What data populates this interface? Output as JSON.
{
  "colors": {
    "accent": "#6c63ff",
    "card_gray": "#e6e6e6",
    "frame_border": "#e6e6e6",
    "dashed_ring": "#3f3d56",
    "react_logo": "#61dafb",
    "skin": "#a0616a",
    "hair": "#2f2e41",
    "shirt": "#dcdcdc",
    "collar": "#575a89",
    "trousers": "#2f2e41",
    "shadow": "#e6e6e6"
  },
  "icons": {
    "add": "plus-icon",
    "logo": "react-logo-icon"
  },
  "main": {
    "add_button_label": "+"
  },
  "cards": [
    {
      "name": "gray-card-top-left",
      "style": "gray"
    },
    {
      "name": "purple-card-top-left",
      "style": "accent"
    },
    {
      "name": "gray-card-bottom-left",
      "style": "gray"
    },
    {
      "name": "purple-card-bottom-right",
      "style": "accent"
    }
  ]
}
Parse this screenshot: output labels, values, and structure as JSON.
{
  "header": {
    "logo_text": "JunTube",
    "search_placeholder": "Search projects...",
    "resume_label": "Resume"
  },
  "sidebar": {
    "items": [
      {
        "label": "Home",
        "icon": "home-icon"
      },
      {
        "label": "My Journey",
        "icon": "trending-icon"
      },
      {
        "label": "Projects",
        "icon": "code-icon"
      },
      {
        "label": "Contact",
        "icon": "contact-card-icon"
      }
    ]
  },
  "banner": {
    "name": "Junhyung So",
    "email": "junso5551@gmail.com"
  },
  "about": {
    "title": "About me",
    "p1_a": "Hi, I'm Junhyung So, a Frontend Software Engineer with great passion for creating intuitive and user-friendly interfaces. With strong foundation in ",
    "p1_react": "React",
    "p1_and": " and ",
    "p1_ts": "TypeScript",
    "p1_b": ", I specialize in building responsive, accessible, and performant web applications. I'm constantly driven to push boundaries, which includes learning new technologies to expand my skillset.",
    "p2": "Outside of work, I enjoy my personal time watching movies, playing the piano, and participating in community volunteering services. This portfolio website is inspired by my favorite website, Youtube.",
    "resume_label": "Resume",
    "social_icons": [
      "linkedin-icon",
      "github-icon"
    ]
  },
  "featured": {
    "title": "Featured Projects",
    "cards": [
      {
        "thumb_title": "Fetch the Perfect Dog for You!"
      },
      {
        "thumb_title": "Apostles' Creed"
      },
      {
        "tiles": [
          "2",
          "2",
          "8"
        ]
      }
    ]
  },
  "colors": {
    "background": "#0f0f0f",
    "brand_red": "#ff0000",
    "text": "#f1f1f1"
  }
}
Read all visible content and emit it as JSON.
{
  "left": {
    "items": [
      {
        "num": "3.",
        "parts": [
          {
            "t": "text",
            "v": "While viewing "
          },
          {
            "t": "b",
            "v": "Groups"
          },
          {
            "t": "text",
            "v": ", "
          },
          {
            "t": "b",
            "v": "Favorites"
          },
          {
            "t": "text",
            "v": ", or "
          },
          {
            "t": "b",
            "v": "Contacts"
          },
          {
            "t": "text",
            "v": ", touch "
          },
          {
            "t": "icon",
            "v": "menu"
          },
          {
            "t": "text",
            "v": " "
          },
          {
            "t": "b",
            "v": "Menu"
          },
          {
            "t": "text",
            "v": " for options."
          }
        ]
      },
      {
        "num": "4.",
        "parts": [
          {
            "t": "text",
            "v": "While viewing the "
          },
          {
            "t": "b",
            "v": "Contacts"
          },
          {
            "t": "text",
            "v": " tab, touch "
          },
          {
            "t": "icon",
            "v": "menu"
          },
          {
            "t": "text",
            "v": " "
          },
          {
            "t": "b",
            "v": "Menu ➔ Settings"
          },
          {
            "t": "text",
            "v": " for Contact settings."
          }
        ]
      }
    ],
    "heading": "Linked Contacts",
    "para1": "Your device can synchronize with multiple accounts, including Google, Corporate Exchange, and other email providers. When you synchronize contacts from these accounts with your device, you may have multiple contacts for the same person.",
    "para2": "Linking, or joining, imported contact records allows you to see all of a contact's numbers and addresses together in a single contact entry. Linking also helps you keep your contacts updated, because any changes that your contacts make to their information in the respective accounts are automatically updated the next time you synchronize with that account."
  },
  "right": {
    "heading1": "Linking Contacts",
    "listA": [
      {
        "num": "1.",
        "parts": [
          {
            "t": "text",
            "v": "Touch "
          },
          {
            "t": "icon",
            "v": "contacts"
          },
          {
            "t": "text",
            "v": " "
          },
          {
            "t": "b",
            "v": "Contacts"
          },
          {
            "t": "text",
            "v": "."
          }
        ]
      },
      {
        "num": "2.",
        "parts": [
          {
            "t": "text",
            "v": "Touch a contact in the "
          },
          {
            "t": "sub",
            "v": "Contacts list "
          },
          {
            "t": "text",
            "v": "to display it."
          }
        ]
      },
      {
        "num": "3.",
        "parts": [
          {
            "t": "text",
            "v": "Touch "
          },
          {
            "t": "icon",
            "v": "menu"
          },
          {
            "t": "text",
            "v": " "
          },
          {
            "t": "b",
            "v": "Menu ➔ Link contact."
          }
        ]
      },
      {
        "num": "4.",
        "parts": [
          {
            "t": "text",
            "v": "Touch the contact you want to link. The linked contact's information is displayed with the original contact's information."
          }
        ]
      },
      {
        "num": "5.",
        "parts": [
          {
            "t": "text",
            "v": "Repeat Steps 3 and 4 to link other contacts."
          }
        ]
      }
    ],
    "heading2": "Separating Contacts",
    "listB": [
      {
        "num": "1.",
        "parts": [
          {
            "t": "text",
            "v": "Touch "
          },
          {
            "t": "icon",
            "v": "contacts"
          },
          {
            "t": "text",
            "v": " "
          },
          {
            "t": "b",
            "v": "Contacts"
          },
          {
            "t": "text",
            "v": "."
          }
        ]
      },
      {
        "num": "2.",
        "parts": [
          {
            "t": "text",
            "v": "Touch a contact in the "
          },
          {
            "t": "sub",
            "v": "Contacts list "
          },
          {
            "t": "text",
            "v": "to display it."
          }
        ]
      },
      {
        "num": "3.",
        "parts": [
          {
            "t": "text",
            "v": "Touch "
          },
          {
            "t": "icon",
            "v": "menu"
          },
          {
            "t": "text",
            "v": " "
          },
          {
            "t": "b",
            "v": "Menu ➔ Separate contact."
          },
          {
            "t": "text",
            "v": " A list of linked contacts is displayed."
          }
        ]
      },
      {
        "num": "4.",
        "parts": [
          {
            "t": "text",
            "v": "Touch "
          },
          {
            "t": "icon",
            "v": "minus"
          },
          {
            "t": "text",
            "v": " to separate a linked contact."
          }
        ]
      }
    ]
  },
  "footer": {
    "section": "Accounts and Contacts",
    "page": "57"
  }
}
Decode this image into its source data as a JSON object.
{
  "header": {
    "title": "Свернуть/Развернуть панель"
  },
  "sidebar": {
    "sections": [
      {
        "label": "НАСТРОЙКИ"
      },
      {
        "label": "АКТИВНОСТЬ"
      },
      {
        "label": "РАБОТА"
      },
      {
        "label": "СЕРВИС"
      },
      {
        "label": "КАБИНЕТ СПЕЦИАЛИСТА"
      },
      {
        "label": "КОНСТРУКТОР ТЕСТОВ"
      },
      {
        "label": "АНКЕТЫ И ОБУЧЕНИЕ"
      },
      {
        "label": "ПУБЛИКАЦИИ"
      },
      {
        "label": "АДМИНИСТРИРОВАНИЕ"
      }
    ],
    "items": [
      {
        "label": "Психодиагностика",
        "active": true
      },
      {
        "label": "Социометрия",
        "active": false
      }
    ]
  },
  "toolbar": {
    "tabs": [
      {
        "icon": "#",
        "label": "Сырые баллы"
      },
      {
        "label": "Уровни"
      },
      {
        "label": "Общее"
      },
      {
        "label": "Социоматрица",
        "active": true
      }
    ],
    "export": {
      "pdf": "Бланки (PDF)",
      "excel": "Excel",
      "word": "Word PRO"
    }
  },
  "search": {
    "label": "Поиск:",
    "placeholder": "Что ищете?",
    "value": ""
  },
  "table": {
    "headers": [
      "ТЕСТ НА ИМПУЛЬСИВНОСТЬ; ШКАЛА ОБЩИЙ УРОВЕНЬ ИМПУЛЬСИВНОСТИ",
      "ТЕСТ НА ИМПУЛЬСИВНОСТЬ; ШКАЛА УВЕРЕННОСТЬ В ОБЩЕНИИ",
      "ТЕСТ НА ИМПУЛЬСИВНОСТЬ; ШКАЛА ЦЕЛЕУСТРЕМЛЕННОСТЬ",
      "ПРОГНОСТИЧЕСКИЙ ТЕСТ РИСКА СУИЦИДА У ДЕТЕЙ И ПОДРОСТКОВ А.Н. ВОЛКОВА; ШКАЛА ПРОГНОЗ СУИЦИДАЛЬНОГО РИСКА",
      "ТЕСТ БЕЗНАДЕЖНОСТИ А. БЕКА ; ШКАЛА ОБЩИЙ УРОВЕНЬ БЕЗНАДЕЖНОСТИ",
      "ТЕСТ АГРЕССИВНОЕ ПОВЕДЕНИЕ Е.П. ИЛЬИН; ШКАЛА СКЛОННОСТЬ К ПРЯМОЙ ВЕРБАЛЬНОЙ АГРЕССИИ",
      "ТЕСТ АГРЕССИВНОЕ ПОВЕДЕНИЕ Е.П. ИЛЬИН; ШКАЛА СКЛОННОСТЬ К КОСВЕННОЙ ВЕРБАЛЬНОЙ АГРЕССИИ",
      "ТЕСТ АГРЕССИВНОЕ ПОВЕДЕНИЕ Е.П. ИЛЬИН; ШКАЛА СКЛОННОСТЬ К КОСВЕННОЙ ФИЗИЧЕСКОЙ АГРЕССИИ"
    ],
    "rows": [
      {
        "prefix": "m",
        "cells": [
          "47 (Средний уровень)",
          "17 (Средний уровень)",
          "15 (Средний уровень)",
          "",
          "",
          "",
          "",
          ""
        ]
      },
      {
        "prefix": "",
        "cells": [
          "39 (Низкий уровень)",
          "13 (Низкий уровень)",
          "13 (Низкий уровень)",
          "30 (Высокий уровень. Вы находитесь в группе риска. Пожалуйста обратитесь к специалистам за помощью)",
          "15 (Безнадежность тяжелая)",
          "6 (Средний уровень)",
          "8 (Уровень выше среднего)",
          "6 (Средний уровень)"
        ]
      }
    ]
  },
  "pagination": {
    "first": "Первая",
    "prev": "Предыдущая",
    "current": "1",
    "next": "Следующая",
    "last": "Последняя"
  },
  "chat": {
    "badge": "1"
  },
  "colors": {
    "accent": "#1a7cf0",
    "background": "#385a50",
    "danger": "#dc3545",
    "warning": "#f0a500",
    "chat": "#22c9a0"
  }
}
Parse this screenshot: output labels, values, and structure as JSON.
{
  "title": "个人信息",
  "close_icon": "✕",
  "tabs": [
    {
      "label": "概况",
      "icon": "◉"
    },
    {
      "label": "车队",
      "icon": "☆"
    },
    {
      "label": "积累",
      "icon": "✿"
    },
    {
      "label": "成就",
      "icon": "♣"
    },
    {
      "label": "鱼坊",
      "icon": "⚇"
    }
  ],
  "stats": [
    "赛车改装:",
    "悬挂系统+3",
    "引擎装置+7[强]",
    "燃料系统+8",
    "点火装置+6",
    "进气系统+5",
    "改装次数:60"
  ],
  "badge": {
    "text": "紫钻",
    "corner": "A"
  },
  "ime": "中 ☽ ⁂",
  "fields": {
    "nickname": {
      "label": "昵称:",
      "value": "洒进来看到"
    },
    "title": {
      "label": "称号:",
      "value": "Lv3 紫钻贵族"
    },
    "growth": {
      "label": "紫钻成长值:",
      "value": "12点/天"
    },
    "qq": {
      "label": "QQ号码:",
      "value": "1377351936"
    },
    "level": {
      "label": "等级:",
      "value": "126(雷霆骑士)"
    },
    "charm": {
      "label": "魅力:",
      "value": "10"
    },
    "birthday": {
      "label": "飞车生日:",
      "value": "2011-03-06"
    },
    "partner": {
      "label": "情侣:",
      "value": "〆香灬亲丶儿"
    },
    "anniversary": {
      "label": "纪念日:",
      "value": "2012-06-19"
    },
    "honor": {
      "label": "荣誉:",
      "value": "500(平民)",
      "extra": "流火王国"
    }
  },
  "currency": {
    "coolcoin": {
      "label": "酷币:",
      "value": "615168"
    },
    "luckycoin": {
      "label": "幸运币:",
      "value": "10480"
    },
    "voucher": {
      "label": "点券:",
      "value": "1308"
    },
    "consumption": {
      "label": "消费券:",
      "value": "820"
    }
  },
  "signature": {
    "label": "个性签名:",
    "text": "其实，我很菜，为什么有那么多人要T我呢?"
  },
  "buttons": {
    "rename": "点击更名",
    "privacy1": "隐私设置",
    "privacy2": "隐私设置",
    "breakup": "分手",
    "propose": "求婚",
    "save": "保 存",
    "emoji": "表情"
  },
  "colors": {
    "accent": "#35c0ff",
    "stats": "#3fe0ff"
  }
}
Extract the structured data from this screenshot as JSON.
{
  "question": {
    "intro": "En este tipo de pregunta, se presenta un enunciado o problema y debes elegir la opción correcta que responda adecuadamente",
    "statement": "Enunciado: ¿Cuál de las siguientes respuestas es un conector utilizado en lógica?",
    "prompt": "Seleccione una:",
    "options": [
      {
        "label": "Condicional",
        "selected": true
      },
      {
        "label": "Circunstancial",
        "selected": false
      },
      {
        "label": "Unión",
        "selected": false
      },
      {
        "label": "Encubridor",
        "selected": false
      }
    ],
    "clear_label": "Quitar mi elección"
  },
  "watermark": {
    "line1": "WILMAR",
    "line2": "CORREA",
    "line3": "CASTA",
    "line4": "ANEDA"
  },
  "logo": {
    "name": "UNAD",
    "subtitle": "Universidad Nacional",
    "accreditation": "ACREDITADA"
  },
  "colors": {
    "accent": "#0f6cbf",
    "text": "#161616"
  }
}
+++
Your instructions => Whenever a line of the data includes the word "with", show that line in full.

Solution =>
    "p1_a": "Hi, I'm Junhyung So, a Frontend Software Engineer with great passion for creating intuitive and user-friendly interfaces. With strong foundation in ",
    "para1": "Your device can synchronize with multiple accounts, including Google, Corporate Exchange, and other email providers. When you synchronize contacts from these accounts with your device, you may have multiple contacts for the same person.",
    "para2": "Linking, or joining, imported contact records allows you to see all of a contact's numbers and addresses together in a single contact entry. Linking also helps you keep your contacts updated, because any changes that your contacts make to their information in the respective accounts are automatically updated the next time you synchronize with that account."
            "v": "Touch the contact you want to link. The linked contact's information is displayed with the original contact's information."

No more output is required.